I suggest you read the paper, if you want to understand better.

They present mechanisms whereby the black hole growth past a certain point is curtailed. It clears out the space around itself, or whatever.

I don't know if they are right. It is very likely the first time such an upper bound has been claimed and it will have to be checked out by other people (may be proven wrong).

Interesting idea. And not a function of the age of the universe.

4. Sep 11, 2008

### wolram

All i get from this is, IF SMBH exist there is a probable mechanism to limit there mass, i
think research into BHs is very important but this is a bit vague.

5. Sep 11, 2008

### jonmtkisco

I think it's an informative paper, given how little seems to be known about the specific subject.

There are a couple of points I wish they were more specific about. First, they mention several theories whereby the accretion of dust into the SMBH causes an outward flow of particles or radiation out to some radius, which prevents additional gas from accreting from outside that radius. This cuts off the "fuel supply" for further accretion.

But it seems logical that once the accretion subsequently nearly stops, the outward flow of particles or radiation must also nearly stop, thereby allowing additional dust to accrete inwards and resume the BH growth. Apparently the evolution of these galaxies must be such that at some stage they become more stabilized, e.g. through pervasive star formation, such that velocity dispersion in the halo decreases over time. This would then be a secondary mechanism for cutting off the SMBH's future growth and establishing an absolute upper limit of mass.

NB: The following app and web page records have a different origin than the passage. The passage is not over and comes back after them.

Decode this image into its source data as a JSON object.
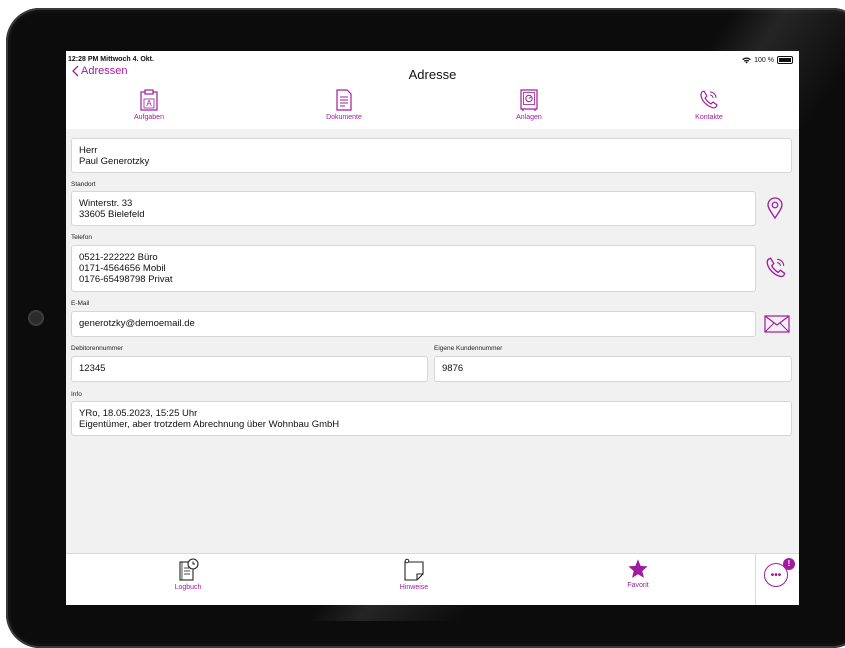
{
  "status": {
    "time": "12:28 PM  Mittwoch 4. Okt.",
    "battery": "100 %"
  },
  "nav": {
    "back_label": "Adressen",
    "title": "Adresse"
  },
  "toolbar": [
    {
      "label": "Aufgaben",
      "icon": "tasks-icon"
    },
    {
      "label": "Dokumente",
      "icon": "document-icon"
    },
    {
      "label": "Anlagen",
      "icon": "safe-icon"
    },
    {
      "label": "Kontakte",
      "icon": "phone-icon"
    }
  ],
  "contact": {
    "salutation": "Herr",
    "name": "Paul Generotzky",
    "standort_label": "Standort",
    "street": "Winterstr. 33",
    "city": "33605 Bielefeld",
    "telefon_label": "Telefon",
    "phones": [
      "0521-222222 Büro",
      "0171-4564656 Mobil",
      "0176-65498798 Privat"
    ],
    "email_label": "E-Mail",
    "email": "generotzky@demoemail.de",
    "debitor_label": "Debitorennummer",
    "debitor": "12345",
    "kunden_label": "Eigene Kundennummer",
    "kunden": "9876",
    "info_label": "Info",
    "info_lines": [
      "YRo, 18.05.2023, 15:25 Uhr",
      "Eigentümer, aber trotzdem Abrechnung über Wohnbau GmbH"
    ]
  },
  "bottombar": [
    {
      "label": "Logbuch",
      "icon": "logbook-icon"
    },
    {
      "label": "Hinweise",
      "icon": "note-icon"
    },
    {
      "label": "Favorit",
      "icon": "star-icon"
    }
  ],
  "more": {
    "badge": "!"
  },
  "colors": {
    "accent": "#a01c9c",
    "background": "#f1f1f1"
  }
}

They also mention that these large galaxies typically were formed through multiple galactic mergers, maybe around 100 mergers each. One might expect such collisions to increase the chaotic motions inside the merged galaxy, breaking down any then-existing stable barriers to BH growth, such that the limiting process needs to re-establish itself and burn through a newly reformed gas supply bubble. One might speculate that if such mergers continue indefinitely (at an ever slowing rate), any absolute upper limit on SMBH mass could eventually be circumvented. Seems like a scenario they should mention in their model, or explain why not. They do seem to apply their SMBH mass upper limit prediction only as far as the z=0 era.

Jon

6. Sep 11, 2008

### marcus

Thanks for the comments. Another variable they deal with is efficiency---the fraction of gravitational energy that is converted to radiation or other output---and I think their model assumes efficiency increase over time. The model starts at some time far back in the past---large z---and extends up to the present---namely z = 0.

How could they go further than that? There is no negative z

7. Sep 15, 2008

### marcus

Steinn's blog "Dynamics of Cats" picked up on this paper, and commented
http://scienceblogs.com/catdynamics/2008/09/ultramassive_black_holes.php
He says he found the argument for their upper bound fairly convincing:

"Priya, and her co-authors, show fairly convincingly that black holes are hard to feed to bloating and that the black hole mass maxes out at a nice 10 billion or so solar masses, and that there are ultramassive black holes out there that mass more than the one in M87 but no more than about 10 billion solar mass black holes."